Lawyers question SEC’s liberal rules on foreign ownership in key industries
MANILA, Philippines—The heir of human rights lawyer Wilson Gamboa and several lawyers asked the Supreme Court on Tuesday to declare as “unconstitutional” the liberal framework drafted by the Securities and Exchange Commission on foreign ownership in key industries like utilities.
Wilson Gamboa Jr., now a Bacolod City councilor, filed a petition in intervention to compel the SEC to issue new guidelines regarding the determination of compliance to the Constitutional restriction on foreign ownership in some industries. Lawyer Jose Roy III was the original petitioner in this case.
As a consequence of the death of his father who had obtained a favorable decision from the Supreme Court in the Gamboa vs. Teves, et. al., case questioning foreign ownership in Philippine Long Distance Telephone Co., the younger Gamboa substituted himself in the case.
Any deviation from the decision would amount to a contempt of court, stated the petition, which named the Securities and Exchange Commission, SEC chair Teresita Herbosa and PLDT as respondents.
Gamboa asked the Supreme Court to direct the SEC to re-investigate PLDT and determine whether it has violated the Constitution in accordance with the ruling of the high court in the Gamboa cases.
The petition likewise asked the high tribunal to:
* direct the SEC to impose proper penalties against PLDT if it has violated the Constitution;
* declare that the PLDT Beneficial Trust Fund is not a Philippine national, and that any corporation in which it owns more than sixty percent 60 percent of the outstanding capital stock should also be declared as a foreign corporation; and,

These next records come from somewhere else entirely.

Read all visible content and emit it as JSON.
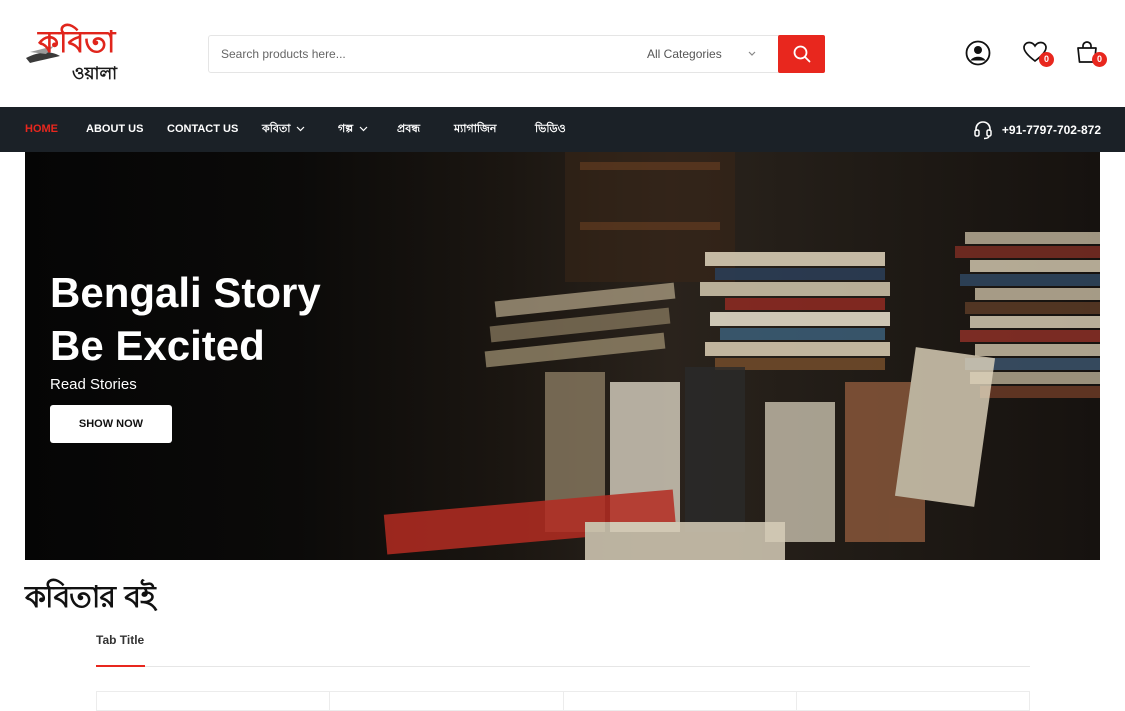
{
  "logo": {
    "line1": "কবিতা",
    "line2": "ওয়ালা"
  },
  "search": {
    "placeholder": "Search products here...",
    "category": "All Categories"
  },
  "header_icons": {
    "wishlist_count": "0",
    "cart_count": "0"
  },
  "nav": {
    "items": [
      {
        "label": "HOME",
        "active": true
      },
      {
        "label": "ABOUT US"
      },
      {
        "label": "CONTACT US"
      },
      {
        "label": "কবিতা",
        "dropdown": true
      },
      {
        "label": "গল্প",
        "dropdown": true
      },
      {
        "label": "প্রবন্ধ"
      },
      {
        "label": "ম্যাগাজিন"
      },
      {
        "label": "ভিডিও"
      }
    ],
    "phone": "+91-7797-702-872"
  },
  "hero": {
    "title_line1": "Bengali Story",
    "title_line2": "Be Excited",
    "subtitle": "Read Stories",
    "button": "SHOW NOW"
  },
  "section": {
    "title": "কবিতার বই",
    "tab": "Tab Title"
  },
  "colors": {
    "accent": "#e8271e",
    "nav_bg": "#1b2127"
  }
}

* direct the SEC to conduct an investigation on all corporations in which PLDT Beneficial Trust Fund made an investment to determine whether those corporations and their subsidiaries violated the constitutional mandate enshrined in Section 11, Article XII and Section 11 Article XVI of the Constitution.
Petitioners said they were entitled to join in this case based on the doctrine enunciated by the Supreme Court in the Gamboa case.
The petition said that as citizens of the Philippines and taxpayers, they “cannot idly stand while the SEC wastes government funds in implementing the erroneous guideline, noting that the interpretation by the SEC of the term “capital” is considered equally important since, even if erroneous, this SEC interpretation – left to stand – would be the basis used by all entities for testing compliance with the 60-40 foreign ownership rule.
Since a specific class of shares may have rights and privileges or restrictions different from the rest of the shares in a corporation, the petitioners said the 60-40 ownership requirement in favor of Filipino citizens in the Constitution must apply not only to shares without voting rights.
“Preferred shares, denied the right to vote in the election of directors, are anyway still entitled to vote on the eight specific corporate matters mentioned above. Thus, if a corporation, engaged in a partially nationalized industry, issues a mixture of common and preferred non-voting shares, at least 60 percent of the common shares and at least 60 percent of the preferred non-voting shares must be owned by Filipinos. Of course, if a corporation issues only a single class of shares, at least 60 percent of such shares must necessarily be owned by Filipinos. In short, the 60-40 ownership requirement in favor of Filipino citizens must apply separately to each class of shares, whether common, preferred non-voting, preferred voting or any other class of shares,” the petition said.
The petitioners argued that the SEC’s guidelines “practically encourages circumvention of the 60-40 ownership rule by allowing the creation of several classes of voting shares with different degrees of beneficial ownership over the same, but at the same time, not imposing a 40 percent limit on foreign ownership of the higher yielding stocks.”